 “Since the pandemic, the income of most refugees has decreased, which resulted in a 21 percent increase in poverty among Syrian refugees in KRI,” the report said. 

“At the household level, without decent work, many people are presently unable to rent adequate housing, provide food for their families, or afford healthcare, education, electricity, and transportation,” the report added.

 As a result, refugee households are resorting to coping strategies, such as accruing large amounts of debt and keeping children out of school. 

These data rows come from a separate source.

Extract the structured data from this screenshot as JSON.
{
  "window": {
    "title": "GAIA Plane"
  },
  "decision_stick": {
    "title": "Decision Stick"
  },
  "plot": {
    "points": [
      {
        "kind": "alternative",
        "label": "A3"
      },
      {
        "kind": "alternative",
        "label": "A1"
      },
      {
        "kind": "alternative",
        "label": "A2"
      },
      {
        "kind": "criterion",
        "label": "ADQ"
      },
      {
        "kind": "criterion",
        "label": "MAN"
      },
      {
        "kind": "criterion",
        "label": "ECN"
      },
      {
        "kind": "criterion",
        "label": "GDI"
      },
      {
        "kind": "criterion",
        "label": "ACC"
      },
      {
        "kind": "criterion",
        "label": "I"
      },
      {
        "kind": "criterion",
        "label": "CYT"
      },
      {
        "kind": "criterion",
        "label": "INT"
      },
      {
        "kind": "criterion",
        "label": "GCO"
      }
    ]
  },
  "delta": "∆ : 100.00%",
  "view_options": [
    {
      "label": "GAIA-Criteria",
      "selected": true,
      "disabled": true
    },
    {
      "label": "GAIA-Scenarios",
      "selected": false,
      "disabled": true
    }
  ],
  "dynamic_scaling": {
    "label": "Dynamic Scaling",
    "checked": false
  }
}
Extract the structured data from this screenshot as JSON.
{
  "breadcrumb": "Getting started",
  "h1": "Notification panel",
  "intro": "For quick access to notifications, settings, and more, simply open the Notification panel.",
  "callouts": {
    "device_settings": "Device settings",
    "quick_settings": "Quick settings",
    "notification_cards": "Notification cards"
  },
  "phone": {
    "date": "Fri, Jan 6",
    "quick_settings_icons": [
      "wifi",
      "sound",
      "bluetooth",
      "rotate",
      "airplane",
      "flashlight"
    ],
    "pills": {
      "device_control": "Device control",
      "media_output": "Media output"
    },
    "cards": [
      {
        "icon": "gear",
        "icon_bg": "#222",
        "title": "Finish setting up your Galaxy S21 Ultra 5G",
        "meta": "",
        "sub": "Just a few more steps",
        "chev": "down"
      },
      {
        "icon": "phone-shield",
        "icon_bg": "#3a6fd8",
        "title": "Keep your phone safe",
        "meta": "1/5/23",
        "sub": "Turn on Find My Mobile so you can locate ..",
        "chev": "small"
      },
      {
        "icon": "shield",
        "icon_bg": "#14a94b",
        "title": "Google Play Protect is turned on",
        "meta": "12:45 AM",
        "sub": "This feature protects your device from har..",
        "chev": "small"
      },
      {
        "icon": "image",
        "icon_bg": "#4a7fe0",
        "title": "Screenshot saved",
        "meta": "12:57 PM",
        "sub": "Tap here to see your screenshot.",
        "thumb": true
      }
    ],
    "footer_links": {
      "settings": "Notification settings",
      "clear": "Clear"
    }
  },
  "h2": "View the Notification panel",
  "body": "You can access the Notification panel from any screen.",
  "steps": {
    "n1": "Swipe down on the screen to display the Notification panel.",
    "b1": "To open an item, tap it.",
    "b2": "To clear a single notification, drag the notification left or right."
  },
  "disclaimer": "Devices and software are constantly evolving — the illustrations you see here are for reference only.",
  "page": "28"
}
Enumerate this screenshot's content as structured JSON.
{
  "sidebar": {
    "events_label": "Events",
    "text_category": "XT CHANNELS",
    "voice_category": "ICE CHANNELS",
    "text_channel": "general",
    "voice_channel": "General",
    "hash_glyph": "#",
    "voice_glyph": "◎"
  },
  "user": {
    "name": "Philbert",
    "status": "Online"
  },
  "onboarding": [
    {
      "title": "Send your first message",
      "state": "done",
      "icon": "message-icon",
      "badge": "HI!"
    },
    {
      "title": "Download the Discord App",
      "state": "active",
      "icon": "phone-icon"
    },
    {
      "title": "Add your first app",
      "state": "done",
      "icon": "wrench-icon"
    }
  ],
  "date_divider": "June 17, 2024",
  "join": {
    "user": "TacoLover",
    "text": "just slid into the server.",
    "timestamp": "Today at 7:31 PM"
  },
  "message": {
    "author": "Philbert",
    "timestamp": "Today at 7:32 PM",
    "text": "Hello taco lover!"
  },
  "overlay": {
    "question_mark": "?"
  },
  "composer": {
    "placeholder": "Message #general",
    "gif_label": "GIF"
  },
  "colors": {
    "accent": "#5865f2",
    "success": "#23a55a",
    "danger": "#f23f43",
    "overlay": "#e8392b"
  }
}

 “They also contend with protection issues including child labor, child marriage, and sexual exploitation. Desperate for work and faced with multiple barriers finding decent jobs, refugees are forced into situations where they often experience work rights violations and have nowhere to go for redress,” the report added.

The Norwegian NGO said that, beyond addressing household issues, the future of Syrian refugees in KRI depends upon decent work opportunities that lead to economic inclusion. 

 “Economic inclusion can help refugees be empowered to become more resilient and self-reliant. Not wanting to remain dependent on aid, Syrian refugees wish to have sustainable livelihoods, contribute locally, and provide for their families.” 

 “In the current economic crisis, as micro and small enterprises are a vital driving force of economic development, this must include support for refugees’ entrepreneurship ambitions,” the report added. 

“With an enabling environment for new businesses and business growth, refugees are well able to contribute to job creation and economic recovery.”

 In the recommendations section of the report, the NRC called on the Kurdistan Regional Government (KRG)’s Interior Ministry to issue “a ministerial decree instructing residency directorates to extend residency permits from 1-year to 3-year duration for refugees, remove fines for late renewal of residency, and waive the cost of the required blood test.”

Moreover, it also called on the KRG to “unify the residency process for refugees across all governorates of KRI, in coordination with UNHCR on administrative instructions.”

 The NRC also urged the Kurdistan Parliament to revise and pass the new Labour law that has been drafted specifically for KRI. “The new law should include provisions that are missing from the currently applicable 1987 Labour law.”

Caroline Zullo, the Policy and Advocacy Advisor for NRC Iraq, told Kurdistan 24 that “in a weakening economy, decent work opportunities are a challenge for all.”

“However, a review of existing legal frameworks related to employment rights and enforcement would allow for clarity on work protections for Syrian refugees and outline pathways to address existing gaps,” she added.

The report emphasized the particular importance of “incentiviz[ing] employers to provide signed, written contracts to all employees,” and “shift the burden of proof of whether an employment relationship exists in the absence of a written contract from the worker to the employer”. 

The report futher recommended removing employment restrictions for “Syrian refugees working in professions where they have proof of required or equivalent professional training,” and urged the KRI to “permit refugees to take alternate exams to prove they meet professional standards.” 

In mid-October 2020, the Iraqi Federal Government announced a plan to close displacement camps across the country.

The KRG, on its end, said it would keep the camps in the Kurdistan Region operational for as long as they were needed. However, the KRG also said it required increased international funding to do so.

Most camp residents’ basic necessities are provided by the UN, various international organizations, and Iraq's federal government. Nevertheless, the bulk of the costs are covered by the KRG.

Read More: More than 900 Syrian refugees arrive in Kurdistan Region

In early January 2022, more than 900 Syrian refugees arrived in the Kurdistan Region after leaving northeastern Syria for economic and security reasons.

In the past, Syrians were leaving their homes and entering the Kurdistan Region primarily due to conflict-related issues. Now they are leaving their homes in increasing numbers because of Syria’s dire economic situation.